The ship they boarded was carrying 10,000 tonnes of palm kernel animal feed and that’s only a fraction of the unsustainable palm kernel imported into NZ every year from devastated rainforests and peatlands in Indonesia and Malaysia.

For New Zealand to be bankrolling the palm industry to the tune of $250,000,000 per year is wrong on so many levels.

Coverage of the action drew the same tired old excuses from Government, Fonterra and Federated Farmers. I’ll outline some of the arguments and counter arguments below but the really interesting outcome was that the Government, in its haste to defend Fonterra, now finds itself in a rather embarrassing and contradictory position.

David Carter was eager to jump to its defence and state that palm kernel was not linked to deforestation. But if he had run that by his colleague Bill English, who has already acknowledged in Parliament to the contrary, he may have chosen his words more wisely. The Minister for Agriculture was also keen to declare that palm kernel was the saviour of farming in New Zealand.

But should New Zealand’s farming success really be tied to an unsustainable trade linked to deforestation, climate change and human rights abuse? Are these really the values that we want Fonterra to represent to the consumers of the world?

Failure by Fonterra to take responsibility for their actions and persistent denial of the truth is wearing very thin.

Bringing an end to the currently unsustainable and destructive palm trade is a vital step in preserving our planet’s biodiversity and tackling climate change and Fonterra’s actions bring shame on New Zealand. The Government’s failure to act is simply an abdication of their responsibility as stewards of our economy and defenders of our clean, green reputation.

 

TAKE ACTION: Send a message to Minister David Carter

The lies and the excuses:

“PKE is a byproduct or a waste product”

o Only Fonterra and Federated Farmers call palm kernel a waste product. The palm industry itself says that palm kernel is one of the three main products being produced by the industry. Greenpeace, unlike Fonterra, has a full office and team in Indonesia that are experts on the deforestation caused by the palm industry - Fonterra paying quarter of a billion NZ dollars to unsustainable palm companies increases profitability and therefore furthers rainforest destruction. Fonterra is lying about PKE in order to protect its profit.
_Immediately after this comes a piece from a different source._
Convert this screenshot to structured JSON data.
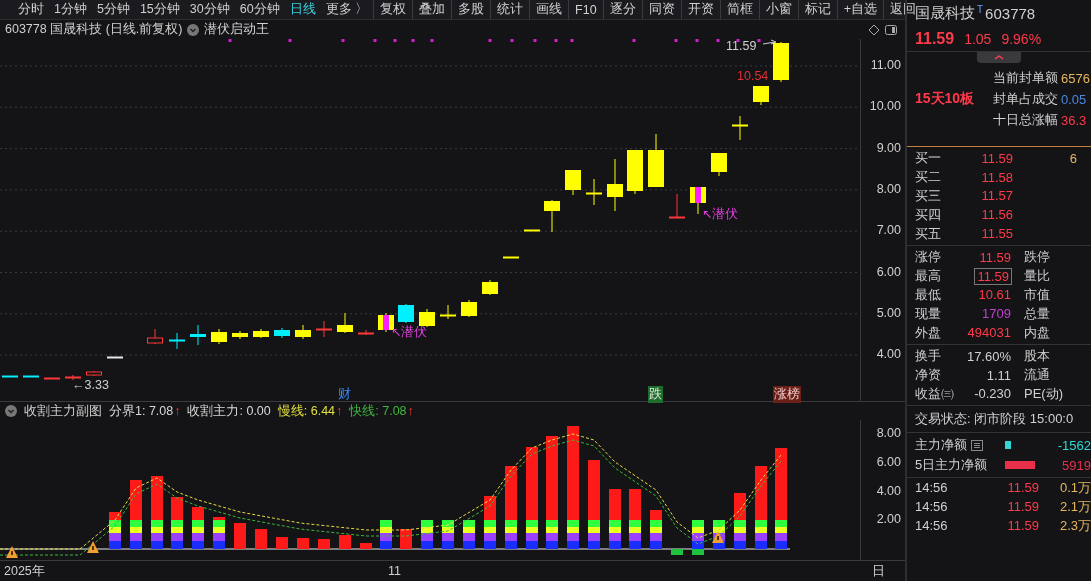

“PKE only a small percentage of the total feed consumed by NZ’s dairy herds”

o Small percentage of the whole or not, last year NZ imported a record 1.4 million tonnes - second only to the entire European Union countries combined - which was worth over a quarter of a billion dollars. This was a third of the total worldwide production and is bankrolling those companies linked to deforestation.

 “If we didn’t buy it, it’d all go to waste”
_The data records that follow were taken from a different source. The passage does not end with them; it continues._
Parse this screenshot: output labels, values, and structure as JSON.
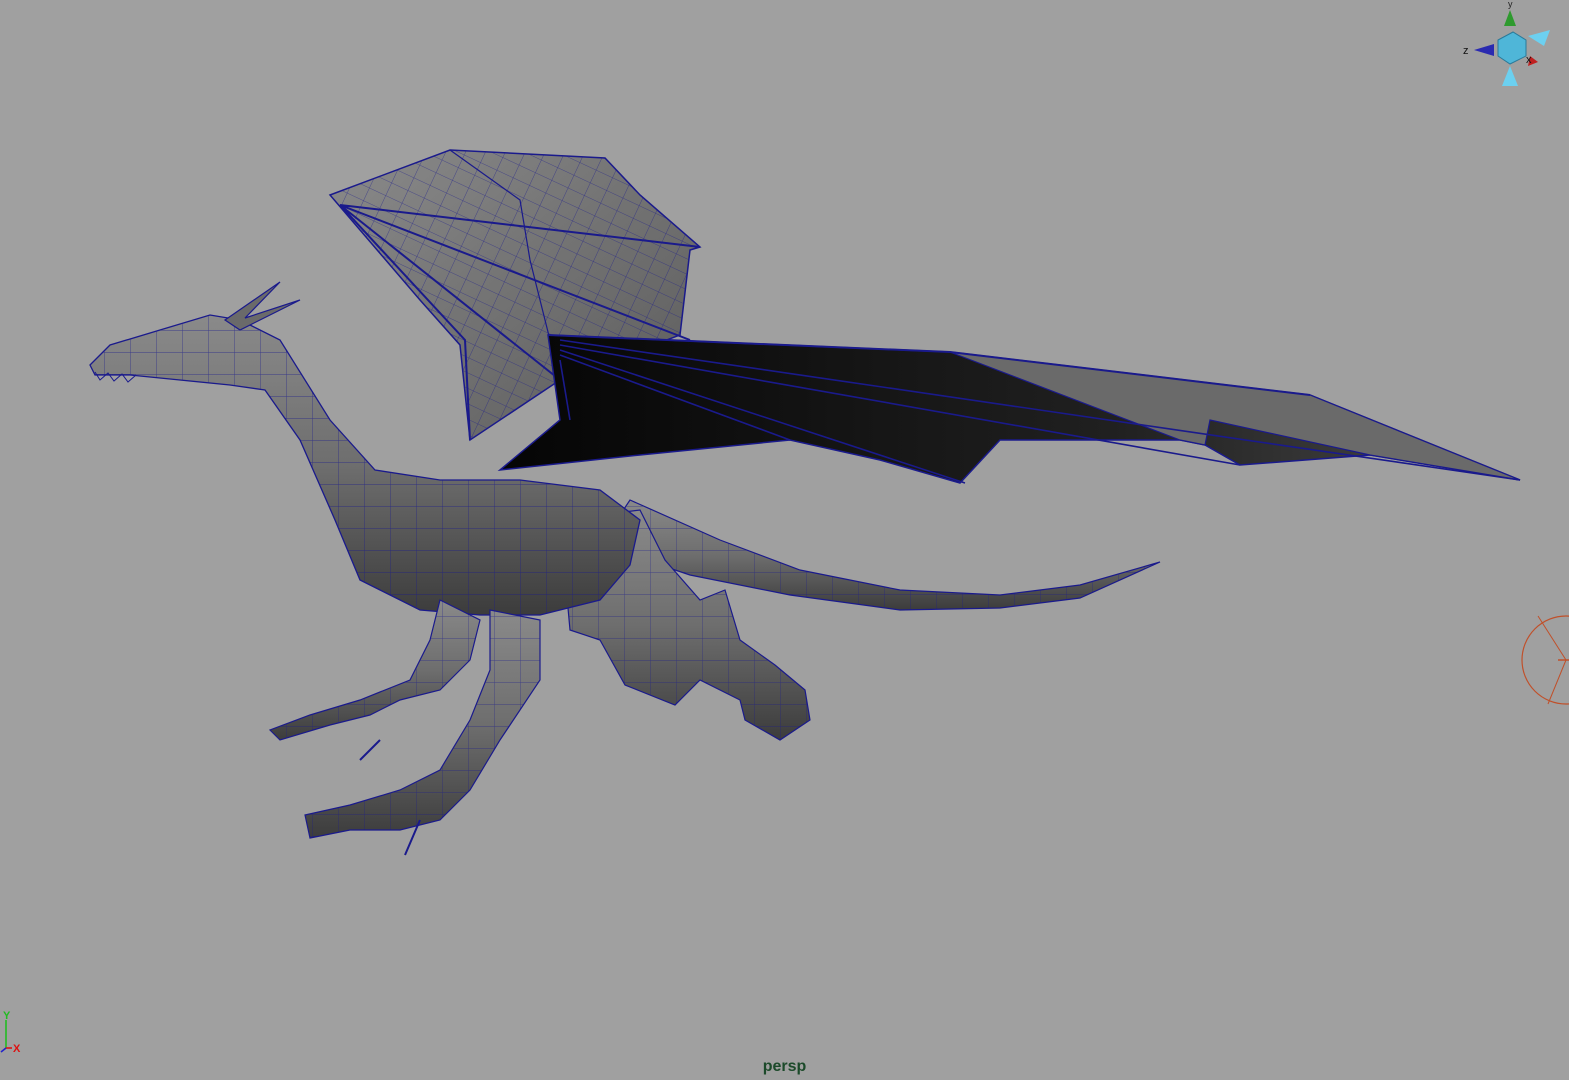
{
  "viewport": {
    "camera_name": "persp",
    "background_color": "#a0a0a0",
    "wireframe_color": "#1a1a8c",
    "shaded_color": "#6a6a6a",
    "camera_label_color": "#1c4a2a"
  },
  "view_cube": {
    "axis_y_label": "y",
    "axis_z_label": "z",
    "axis_x_label": "x",
    "y_color": "#2e9a2e",
    "z_color": "#2a2ab0",
    "x_color": "#c02020",
    "cube_color": "#4fb6d8"
  },
  "origin_axis": {
    "y_label": "Y",
    "x_label": "X",
    "y_color": "#22bb22",
    "x_color": "#dd1111"
  },
  "scene_object": {
    "icon": "dragon-mesh-icon"
  },
  "light_gizmo": {
    "icon": "spotlight-icon",
    "color": "#c0502a"
  }
}
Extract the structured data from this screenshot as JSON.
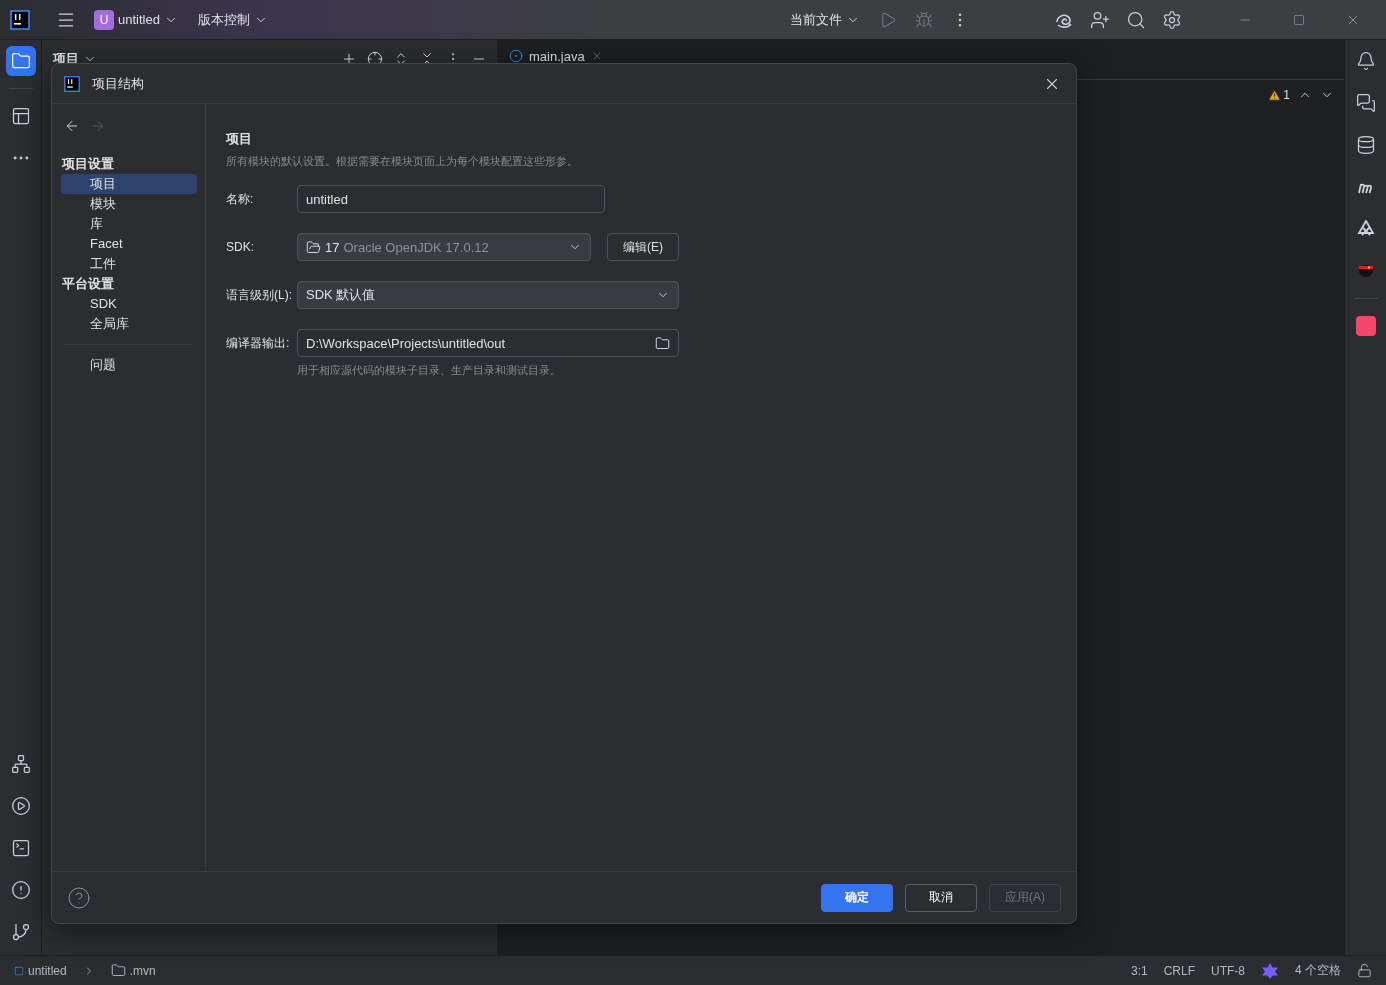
{
  "title_bar": {
    "project_badge": "U",
    "project": "untitled",
    "vcs": "版本控制",
    "run_config": "当前文件"
  },
  "project_panel": {
    "title": "项目"
  },
  "editor": {
    "tabs": [
      {
        "label": "main.java"
      }
    ],
    "warning_count": "1"
  },
  "dialog": {
    "title": "项目结构",
    "nav": [
      {
        "kind": "header",
        "label": "项目设置"
      },
      {
        "kind": "item",
        "label": "项目",
        "selected": true
      },
      {
        "kind": "item",
        "label": "模块",
        "selected": false
      },
      {
        "kind": "item",
        "label": "库",
        "selected": false
      },
      {
        "kind": "item",
        "label": "Facet",
        "selected": false
      },
      {
        "kind": "item",
        "label": "工件",
        "selected": false
      },
      {
        "kind": "header",
        "label": "平台设置"
      },
      {
        "kind": "item",
        "label": "SDK",
        "selected": false
      },
      {
        "kind": "item",
        "label": "全局库",
        "selected": false
      },
      {
        "kind": "separator"
      },
      {
        "kind": "item",
        "label": "问题",
        "selected": false
      }
    ],
    "page": {
      "title": "项目",
      "description": "所有模块的默认设置。根据需要在模块页面上为每个模块配置这些形参。",
      "fields": [
        {
          "kind": "text",
          "label": "名称:",
          "value": "untitled"
        },
        {
          "kind": "sdk",
          "label": "SDK:",
          "version": "17",
          "value": "Oracle OpenJDK 17.0.12",
          "button": "编辑(E)"
        },
        {
          "kind": "select",
          "label": "语言级别(L):",
          "value": "SDK 默认值"
        },
        {
          "kind": "path",
          "label": "编译器输出:",
          "value": "D:\\Workspace\\Projects\\untitled\\out",
          "hint": "用于相应源代码的模块子目录、生产目录和测试目录。"
        }
      ]
    },
    "buttons": [
      {
        "label": "确定",
        "kind": "primary",
        "disabled": false
      },
      {
        "label": "取消",
        "kind": "secondary",
        "disabled": false
      },
      {
        "label": "应用(A)",
        "kind": "secondary",
        "disabled": true
      }
    ]
  },
  "status_bar": {
    "breadcrumbs": [
      "untitled",
      ".mvn"
    ],
    "position": "3:1",
    "line_ending": "CRLF",
    "encoding": "UTF-8",
    "indent": "4 个空格"
  }
}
o This is a truly pathetic excuse. If we didn’t buy it, the palm oil industry would be less viable and easier to stop but even so, we could have used the same argument to continue with New Zealand’s whaling industry. If we don’t do it the Japanese fleet will do it. That just doesn’t stack up.

Or to paraphrse the Taranaki Daily News editorial - it's like saying that it's OK to kick someone when they're down as long as it wasn't you that knocked them over.

"Palm kernel doesn’t contribute to rainforest destruction"

o Palm kernel is part of a currently unsustainable palm industry, to claim otherwise is absurd. We have the images and the video of vast tracts of land being deforested and peatlands destroyed for palm plantations. Fonterra has admitted to using unsustainable palm kernel and the palm industry’s own figures show that only 6% of global palm kernel production is sustainable - the rest comes from deforested land.

“The cattle would starve and suffer without Palm Kernel”

o In fact, palm kernel is only used because it is so cheap. Grain farmers in NZ who can supply alternative feed have been unable to compete with the cheap alternative and many have gone out of business.